REQUIRED ACTION = Return all the lines below exactly. Any picture among them is omitted.

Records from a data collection
↓

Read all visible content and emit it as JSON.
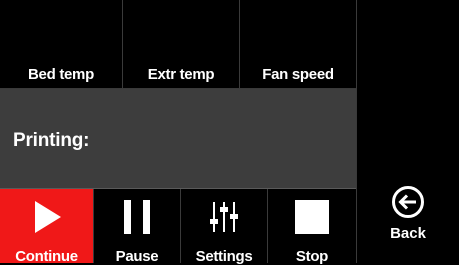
{
  "status_row": {
    "bed_temp_label": "Bed temp",
    "extr_temp_label": "Extr temp",
    "fan_speed_label": "Fan speed"
  },
  "status_bar": {
    "text": "Printing:"
  },
  "toolbar": {
    "continue_label": "Continue",
    "pause_label": "Pause",
    "settings_label": "Settings",
    "stop_label": "Stop",
    "icons": {
      "continue": "play-icon",
      "pause": "pause-icon",
      "settings": "sliders-icon",
      "stop": "stop-icon"
    }
  },
  "right_panel": {
    "back_label": "Back",
    "back_icon": "back-arrow-icon"
  },
  "colors": {
    "background": "#000000",
    "panel": "#3d3d3d",
    "accent_active": "#f01818",
    "text": "#ffffff"
  }
}
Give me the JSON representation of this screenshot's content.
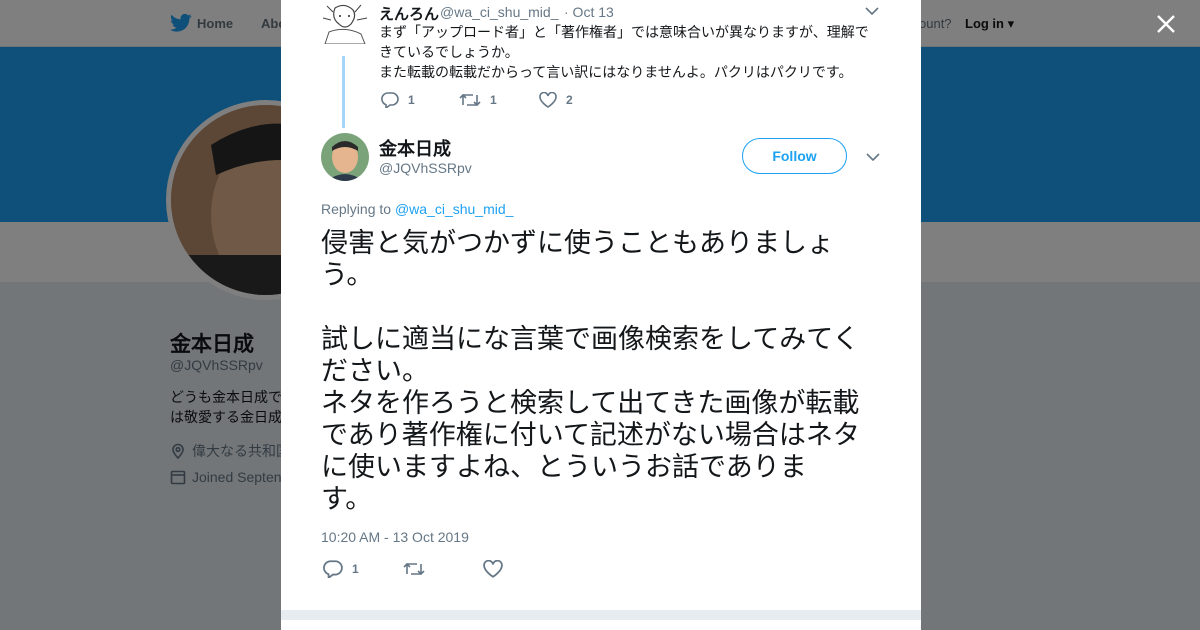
{
  "nav": {
    "home_label": "Home",
    "about_label": "Abo",
    "account_prompt": "ccount?",
    "login_label": "Log in"
  },
  "profile": {
    "name": "金本日成",
    "handle": "@JQVhSSRpv",
    "bio_line1": "どうも金本日成で",
    "bio_line2": "は敬愛する金日成",
    "location": "偉大なる共和国",
    "joined": "Joined Septen"
  },
  "parent_tweet": {
    "name": "えんろん",
    "handle": "@wa_ci_shu_mid_",
    "date": "· Oct 13",
    "text_line1": "まず「アップロード者」と「著作権者」では意味合いが異なりますが、理解で",
    "text_line2": "きているでしょうか。",
    "text_line3": "また転載の転載だからって言い訳にはなりませんよ。パクリはパクリです。",
    "reply_count": "1",
    "retweet_count": "1",
    "like_count": "2"
  },
  "main_tweet": {
    "name": "金本日成",
    "handle": "@JQVhSSRpv",
    "follow_label": "Follow",
    "replying_prefix": "Replying to ",
    "replying_handle": "@wa_ci_shu_mid_",
    "text_line1": "侵害と気がつかずに使うこともありましょ",
    "text_line2": "う。",
    "text_line3": "試しに適当にな言葉で画像検索をしてみてく",
    "text_line4": "ださい。",
    "text_line5": "ネタを作ろうと検索して出てきた画像が転載",
    "text_line6": "であり著作権に付いて記述がない場合はネタ",
    "text_line7": "に使いますよね、とういうお話でありま",
    "text_line8": "す。",
    "timestamp": "10:20 AM - 13 Oct 2019",
    "reply_count": "1"
  },
  "colors": {
    "accent": "#1da1f2",
    "overlay": "rgba(0,0,0,0.5)",
    "muted": "#657786"
  },
  "icons": [
    "twitter-bird-icon",
    "close-icon",
    "chevron-down-icon",
    "reply-icon",
    "retweet-icon",
    "like-icon",
    "location-icon",
    "calendar-icon"
  ]
}
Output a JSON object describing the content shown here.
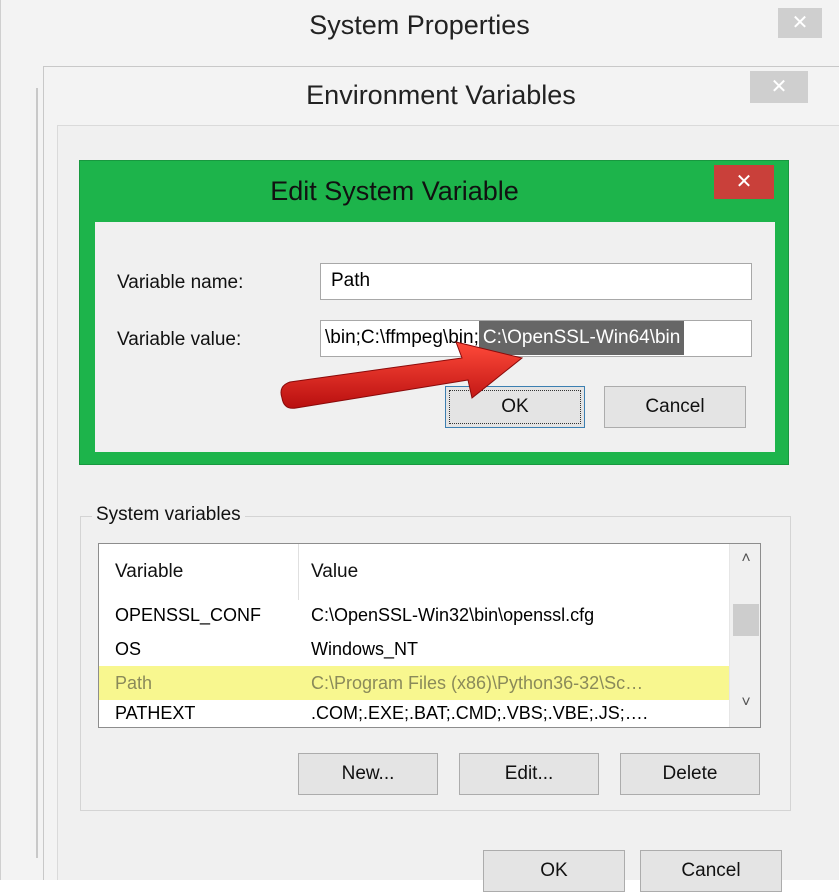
{
  "system_properties": {
    "title": "System Properties",
    "close_glyph": "✕"
  },
  "environment_variables": {
    "title": "Environment Variables",
    "close_glyph": "✕"
  },
  "edit_system_variable": {
    "title": "Edit System Variable",
    "close_glyph": "✕",
    "name_label": "Variable name:",
    "name_value": "Path",
    "value_label": "Variable value:",
    "value_visible_plain": "\\bin;C:\\ffmpeg\\bin;",
    "value_visible_selected": "C:\\OpenSSL-Win64\\bin",
    "ok_label": "OK",
    "cancel_label": "Cancel"
  },
  "system_variables": {
    "group_label": "System variables",
    "columns": [
      "Variable",
      "Value"
    ],
    "rows": [
      {
        "name": "OPENSSL_CONF",
        "value": "C:\\OpenSSL-Win32\\bin\\openssl.cfg"
      },
      {
        "name": "OS",
        "value": "Windows_NT"
      },
      {
        "name": "Path",
        "value": "C:\\Program Files (x86)\\Python36-32\\Sc…"
      },
      {
        "name": "PATHEXT",
        "value": ".COM;.EXE;.BAT;.CMD;.VBS;.VBE;.JS;…."
      }
    ],
    "highlighted_row": "Path",
    "new_label": "New...",
    "edit_label": "Edit...",
    "delete_label": "Delete",
    "scroll_up_glyph": "˄",
    "scroll_down_glyph": "˅"
  },
  "footer": {
    "ok_label": "OK",
    "cancel_label": "Cancel"
  },
  "colors": {
    "dialog_frame": "#1db44b",
    "close_red": "#c9403a",
    "selection": "#666666",
    "row_highlight": "#f8f78f",
    "arrow": "#e21b1b"
  }
}
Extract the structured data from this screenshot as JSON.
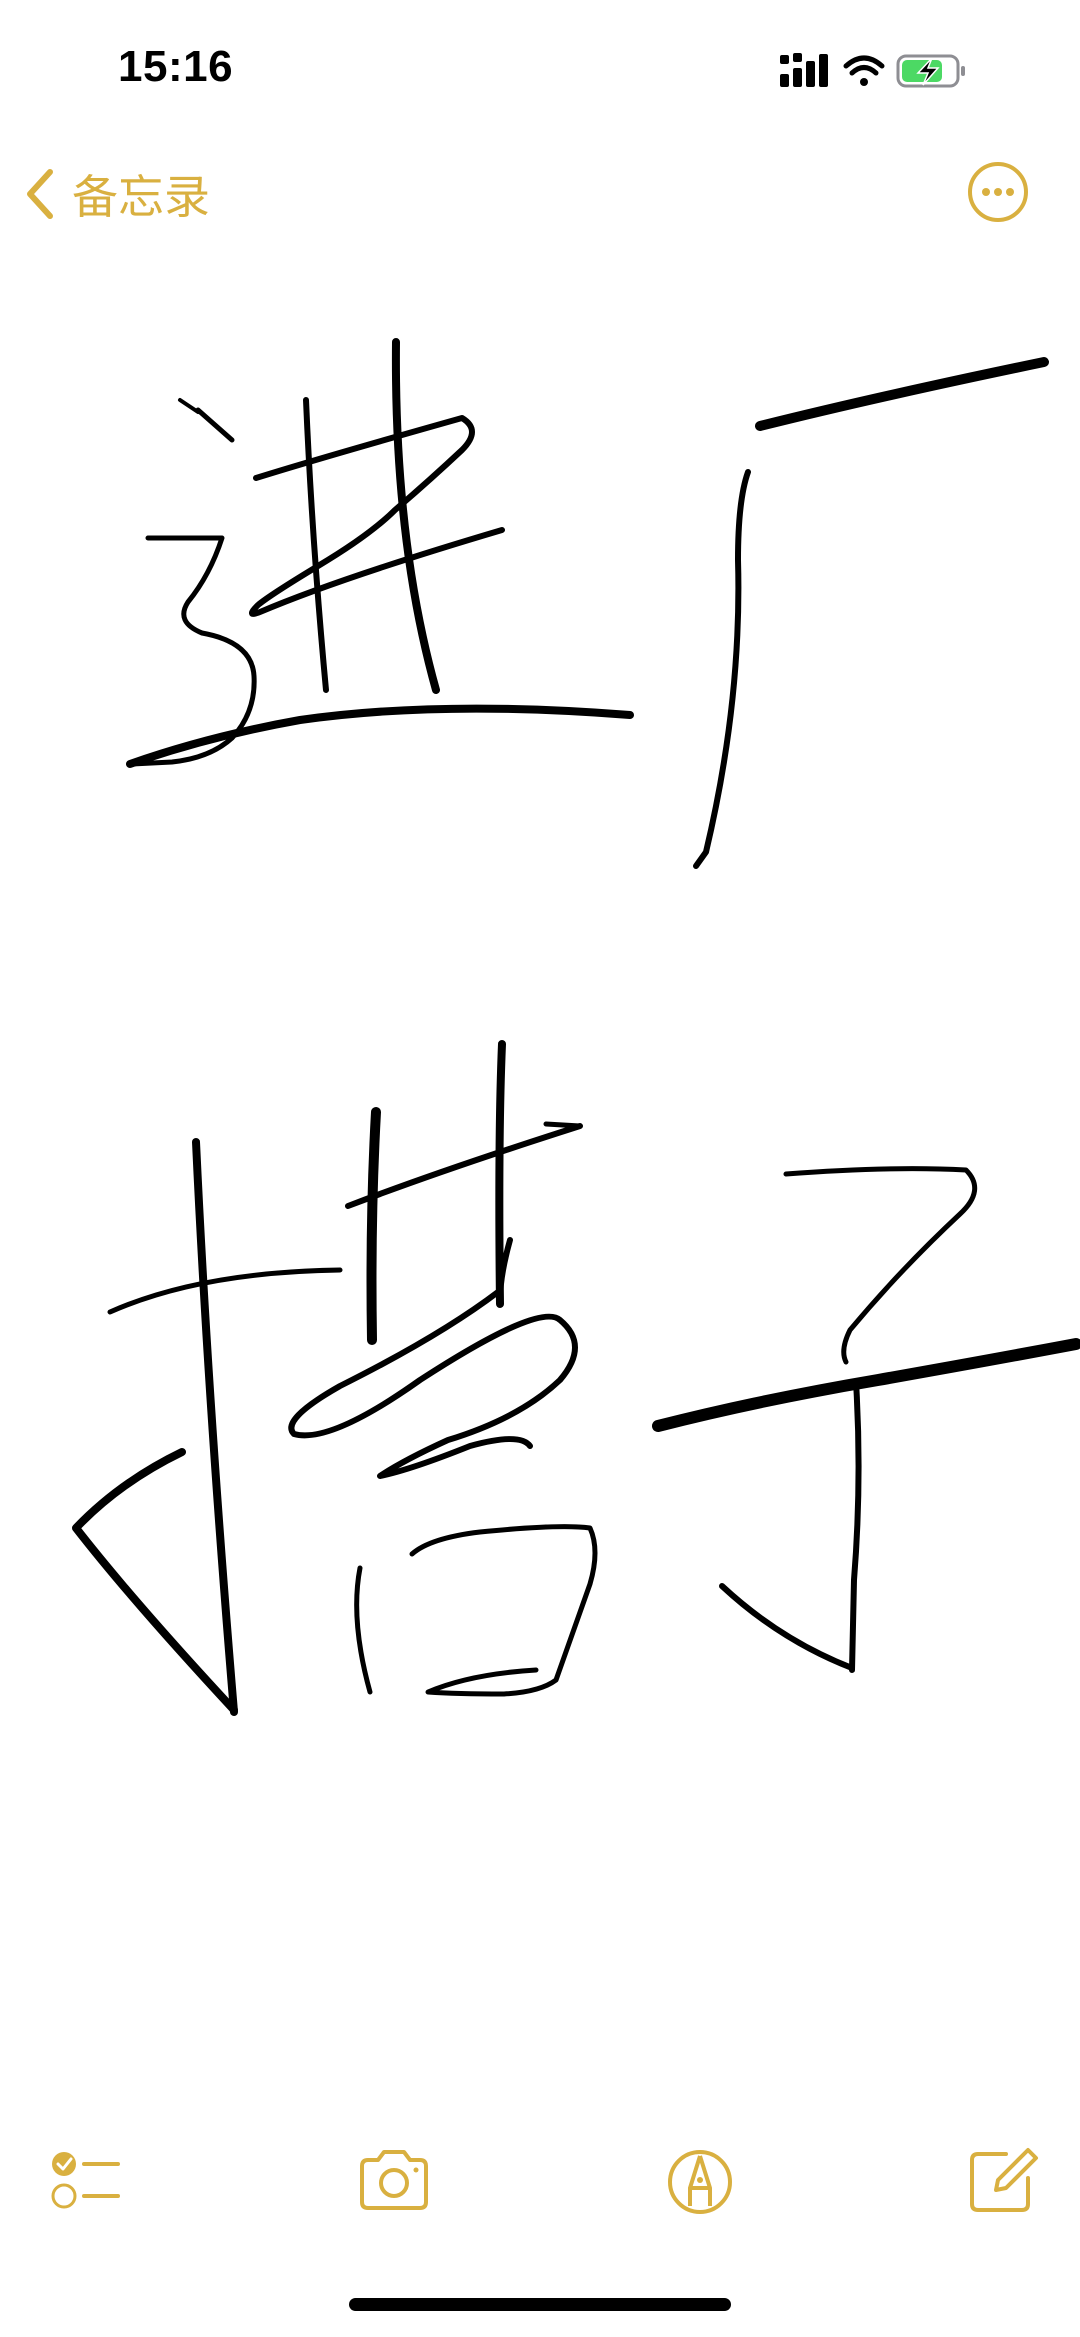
{
  "status_bar": {
    "time": "15:16"
  },
  "nav": {
    "back_label": "备忘录"
  },
  "colors": {
    "accent": "#d9b040",
    "ink": "#000000",
    "battery_fill": "#4cd964"
  },
  "icons": {
    "back": "chevron-left-icon",
    "more": "ellipsis-circle-icon",
    "checklist": "checklist-icon",
    "camera": "camera-icon",
    "markup": "pen-tip-icon",
    "compose": "compose-icon"
  },
  "note": {
    "handwritten_text": "进厂措子"
  }
}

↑

RESULT =
Read all visible content and emit it as JSON.
{
  "status_row": {
    "bed_temp_label": "Bed temp",
    "extr_temp_label": "Extr temp",
    "fan_speed_label": "Fan speed"
  },
  "status_bar": {
    "text": "Printing:"
  },
  "toolbar": {
    "continue_label": "Continue",
    "pause_label": "Pause",
    "settings_label": "Settings",
    "stop_label": "Stop",
    "icons": {
      "continue": "play-icon",
      "pause": "pause-icon",
      "settings": "sliders-icon",
      "stop": "stop-icon"
    }
  },
  "right_panel": {
    "back_label": "Back",
    "back_icon": "back-arrow-icon"
  },
  "colors": {
    "background": "#000000",
    "panel": "#3d3d3d",
    "accent_active": "#f01818",
    "text": "#ffffff"
  }
}
Give me the JSON representation of this screenshot's content.
{
  "nav": {
    "home_label": "Home",
    "about_label": "Abo",
    "account_prompt": "ccount?",
    "login_label": "Log in"
  },
  "profile": {
    "name": "金本日成",
    "handle": "@JQVhSSRpv",
    "bio_line1": "どうも金本日成で",
    "bio_line2": "は敬愛する金日成",
    "location": "偉大なる共和国",
    "joined": "Joined Septen"
  },
  "parent_tweet": {
    "name": "えんろん",
    "handle": "@wa_ci_shu_mid_",
    "date": "· Oct 13",
    "text_line1": "まず「アップロード者」と「著作権者」では意味合いが異なりますが、理解で",
    "text_line2": "きているでしょうか。",
    "text_line3": "また転載の転載だからって言い訳にはなりませんよ。パクリはパクリです。",
    "reply_count": "1",
    "retweet_count": "1",
    "like_count": "2"
  },
  "main_tweet": {
    "name": "金本日成",
    "handle": "@JQVhSSRpv",
    "follow_label": "Follow",
    "replying_prefix": "Replying to ",
    "replying_handle": "@wa_ci_shu_mid_",
    "text_line1": "侵害と気がつかずに使うこともありましょ",
    "text_line2": "う。",
    "text_line3": "試しに適当にな言葉で画像検索をしてみてく",
    "text_line4": "ださい。",
    "text_line5": "ネタを作ろうと検索して出てきた画像が転載",
    "text_line6": "であり著作権に付いて記述がない場合はネタ",
    "text_line7": "に使いますよね、とういうお話でありま",
    "text_line8": "す。",
    "timestamp": "10:20 AM - 13 Oct 2019",
    "reply_count": "1"
  },
  "colors": {
    "accent": "#1da1f2",
    "overlay": "rgba(0,0,0,0.5)",
    "muted": "#657786"
  },
  "icons": [
    "twitter-bird-icon",
    "close-icon",
    "chevron-down-icon",
    "reply-icon",
    "retweet-icon",
    "like-icon",
    "location-icon",
    "calendar-icon"
  ]
}
Output a JSON object describing the content shown here.
{
  "system_properties": {
    "title": "System Properties",
    "close_glyph": "✕"
  },
  "environment_variables": {
    "title": "Environment Variables",
    "close_glyph": "✕"
  },
  "edit_system_variable": {
    "title": "Edit System Variable",
    "close_glyph": "✕",
    "name_label": "Variable name:",
    "name_value": "Path",
    "value_label": "Variable value:",
    "value_visible_plain": "\\bin;C:\\ffmpeg\\bin;",
    "value_visible_selected": "C:\\OpenSSL-Win64\\bin",
    "ok_label": "OK",
    "cancel_label": "Cancel"
  },
  "system_variables": {
    "group_label": "System variables",
    "columns": [
      "Variable",
      "Value"
    ],
    "rows": [
      {
        "name": "OPENSSL_CONF",
        "value": "C:\\OpenSSL-Win32\\bin\\openssl.cfg"
      },
      {
        "name": "OS",
        "value": "Windows_NT"
      },
      {
        "name": "Path",
        "value": "C:\\Program Files (x86)\\Python36-32\\Sc…"
      },
      {
        "name": "PATHEXT",
        "value": ".COM;.EXE;.BAT;.CMD;.VBS;.VBE;.JS;…."
      }
    ],
    "highlighted_row": "Path",
    "new_label": "New...",
    "edit_label": "Edit...",
    "delete_label": "Delete",
    "scroll_up_glyph": "˄",
    "scroll_down_glyph": "˅"
  },
  "footer": {
    "ok_label": "OK",
    "cancel_label": "Cancel"
  },
  "colors": {
    "dialog_frame": "#1db44b",
    "close_red": "#c9403a",
    "selection": "#666666",
    "row_highlight": "#f8f78f",
    "arrow": "#e21b1b"
  }
}
Extract the structured data from this screenshot as JSON.
{
  "status_bar": {
    "time": "15:16"
  },
  "nav": {
    "back_label": "备忘录"
  },
  "colors": {
    "accent": "#d9b040",
    "ink": "#000000",
    "battery_fill": "#4cd964"
  },
  "icons": {
    "back": "chevron-left-icon",
    "more": "ellipsis-circle-icon",
    "checklist": "checklist-icon",
    "camera": "camera-icon",
    "markup": "pen-tip-icon",
    "compose": "compose-icon"
  },
  "note": {
    "handwritten_text": "进厂措子"
  }
}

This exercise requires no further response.